The man behind the theft of the Mona Lisa discusses his multiple identities and adventures in leisurely detail to an American reporter.

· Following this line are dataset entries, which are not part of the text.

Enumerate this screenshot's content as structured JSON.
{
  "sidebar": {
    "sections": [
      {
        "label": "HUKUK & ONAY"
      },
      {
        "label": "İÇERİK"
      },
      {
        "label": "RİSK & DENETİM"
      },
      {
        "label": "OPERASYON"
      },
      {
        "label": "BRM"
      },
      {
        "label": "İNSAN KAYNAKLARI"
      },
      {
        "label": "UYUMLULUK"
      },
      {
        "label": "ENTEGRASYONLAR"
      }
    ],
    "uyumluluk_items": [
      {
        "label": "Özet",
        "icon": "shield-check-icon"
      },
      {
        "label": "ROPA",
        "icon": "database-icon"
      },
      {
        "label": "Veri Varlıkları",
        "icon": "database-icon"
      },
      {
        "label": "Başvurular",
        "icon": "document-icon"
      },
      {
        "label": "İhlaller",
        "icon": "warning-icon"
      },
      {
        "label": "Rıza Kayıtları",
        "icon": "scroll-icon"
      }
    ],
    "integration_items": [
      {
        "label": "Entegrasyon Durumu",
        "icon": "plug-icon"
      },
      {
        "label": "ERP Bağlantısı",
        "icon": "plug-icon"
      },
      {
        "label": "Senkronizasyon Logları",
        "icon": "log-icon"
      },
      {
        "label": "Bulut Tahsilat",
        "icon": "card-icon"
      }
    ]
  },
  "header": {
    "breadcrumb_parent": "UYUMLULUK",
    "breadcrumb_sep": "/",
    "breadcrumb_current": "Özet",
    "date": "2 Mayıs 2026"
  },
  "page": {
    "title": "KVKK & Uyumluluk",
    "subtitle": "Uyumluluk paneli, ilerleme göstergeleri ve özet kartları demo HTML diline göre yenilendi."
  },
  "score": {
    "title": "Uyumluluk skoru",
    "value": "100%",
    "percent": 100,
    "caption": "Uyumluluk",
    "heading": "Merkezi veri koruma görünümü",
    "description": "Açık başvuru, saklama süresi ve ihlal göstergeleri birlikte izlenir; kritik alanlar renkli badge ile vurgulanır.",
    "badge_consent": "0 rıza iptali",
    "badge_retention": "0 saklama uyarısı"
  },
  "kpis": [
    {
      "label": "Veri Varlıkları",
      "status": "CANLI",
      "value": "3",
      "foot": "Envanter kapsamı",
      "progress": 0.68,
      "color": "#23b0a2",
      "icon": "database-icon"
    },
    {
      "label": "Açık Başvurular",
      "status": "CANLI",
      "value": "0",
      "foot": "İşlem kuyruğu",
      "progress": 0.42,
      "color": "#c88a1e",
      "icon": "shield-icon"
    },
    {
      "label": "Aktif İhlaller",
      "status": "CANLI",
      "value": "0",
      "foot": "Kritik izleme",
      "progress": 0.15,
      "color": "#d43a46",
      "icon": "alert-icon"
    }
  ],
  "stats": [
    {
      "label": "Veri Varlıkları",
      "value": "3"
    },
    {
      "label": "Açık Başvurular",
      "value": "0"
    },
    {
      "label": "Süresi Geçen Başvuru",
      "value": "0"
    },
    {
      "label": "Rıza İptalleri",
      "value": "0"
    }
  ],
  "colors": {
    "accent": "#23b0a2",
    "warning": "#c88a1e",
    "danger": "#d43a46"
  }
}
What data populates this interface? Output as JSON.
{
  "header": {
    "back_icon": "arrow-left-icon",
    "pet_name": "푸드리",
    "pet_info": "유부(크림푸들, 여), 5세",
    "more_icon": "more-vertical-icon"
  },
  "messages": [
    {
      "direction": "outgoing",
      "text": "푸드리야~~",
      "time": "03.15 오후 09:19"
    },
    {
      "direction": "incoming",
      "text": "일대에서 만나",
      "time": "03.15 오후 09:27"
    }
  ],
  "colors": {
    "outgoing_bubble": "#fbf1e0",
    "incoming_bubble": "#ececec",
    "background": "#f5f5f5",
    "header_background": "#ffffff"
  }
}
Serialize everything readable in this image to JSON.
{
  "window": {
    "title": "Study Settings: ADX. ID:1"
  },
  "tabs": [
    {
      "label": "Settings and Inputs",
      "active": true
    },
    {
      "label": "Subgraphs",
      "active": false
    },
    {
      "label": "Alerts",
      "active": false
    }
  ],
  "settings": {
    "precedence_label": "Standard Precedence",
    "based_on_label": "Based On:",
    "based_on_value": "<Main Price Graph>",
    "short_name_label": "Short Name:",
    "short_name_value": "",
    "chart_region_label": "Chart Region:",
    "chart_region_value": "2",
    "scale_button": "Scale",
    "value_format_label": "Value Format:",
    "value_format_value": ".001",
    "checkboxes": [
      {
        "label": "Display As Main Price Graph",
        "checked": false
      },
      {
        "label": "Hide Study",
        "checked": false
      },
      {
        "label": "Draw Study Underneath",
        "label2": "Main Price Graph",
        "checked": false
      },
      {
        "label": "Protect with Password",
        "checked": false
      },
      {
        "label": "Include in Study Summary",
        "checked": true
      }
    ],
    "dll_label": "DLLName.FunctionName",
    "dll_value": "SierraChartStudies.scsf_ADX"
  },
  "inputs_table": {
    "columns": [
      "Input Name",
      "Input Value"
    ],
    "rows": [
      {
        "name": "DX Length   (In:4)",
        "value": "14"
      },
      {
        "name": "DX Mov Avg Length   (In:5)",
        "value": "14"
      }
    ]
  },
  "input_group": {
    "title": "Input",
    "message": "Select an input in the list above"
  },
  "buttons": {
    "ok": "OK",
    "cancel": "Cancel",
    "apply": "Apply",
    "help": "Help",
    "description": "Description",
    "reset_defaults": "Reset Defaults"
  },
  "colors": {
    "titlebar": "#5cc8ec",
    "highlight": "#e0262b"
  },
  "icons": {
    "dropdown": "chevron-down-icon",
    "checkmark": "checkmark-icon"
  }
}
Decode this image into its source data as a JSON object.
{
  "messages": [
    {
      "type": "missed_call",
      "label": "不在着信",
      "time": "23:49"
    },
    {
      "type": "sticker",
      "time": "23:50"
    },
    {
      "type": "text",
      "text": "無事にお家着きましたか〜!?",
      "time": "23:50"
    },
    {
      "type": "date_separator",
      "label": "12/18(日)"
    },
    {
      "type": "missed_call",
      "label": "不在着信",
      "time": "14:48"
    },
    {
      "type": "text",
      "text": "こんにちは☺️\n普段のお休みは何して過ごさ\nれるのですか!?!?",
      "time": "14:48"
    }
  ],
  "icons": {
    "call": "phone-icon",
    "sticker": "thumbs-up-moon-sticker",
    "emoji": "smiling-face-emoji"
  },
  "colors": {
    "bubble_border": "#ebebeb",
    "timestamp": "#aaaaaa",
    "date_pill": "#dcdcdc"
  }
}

Argentine novelist, travel writer, memoirist and reporter Caparrós, in supple self-effacing translation, takes ample time to lay out the histories of the “Marqués de Valfierno,” the name that Juan María Bonaglia, bright child of an Italian housemaid in turn-of-the-20th century Argentina, calls himself in his middle age, having assumed several identities to suit several circumstances in his lifetime. The impersonations began as the toddler Bonaglia looked for ways to fit in with the rich members of the household employing Annunziata, his naïve and doting mum. The head of the household took enough of a fancy to the bright lad to send him to the local day school. Between home and school, the child learns enough to know that he will always wonder who he is. The good times end when Annunziata is accused of jewelry theft, unaware that her son is to blame. Exiled from paradise, the two scramble to stay alive. Bonaglia works in a succession of jobs that lead to bookkeeping in a bordello, where he meets Yves Chaudron, the man whose special skills will lead him to the ultimate art heist. Chaudron paints like a dream, but only as a copyist. Unable to create from life, he knocks off anything in two dimensions, including masterworks. Using his chameleon skills to pass himself off as an aristocrat, Bonaglia becomes Valfierno, a noble from the pampas with as many family artworks as Chaudron can crank out to sell to Buenos Aires nouveaux riches. When his cover is blown by another faker, the two ship off to Paris to start over. There Valfierno hooks up with Valérie, a demi-mondaine who just happens to know a guy with a job in the Louvre, and the plans for lifting La Joconde take shape.
Luxurious and intelligent look at identity, class and art—all in an intriguing story based on real events.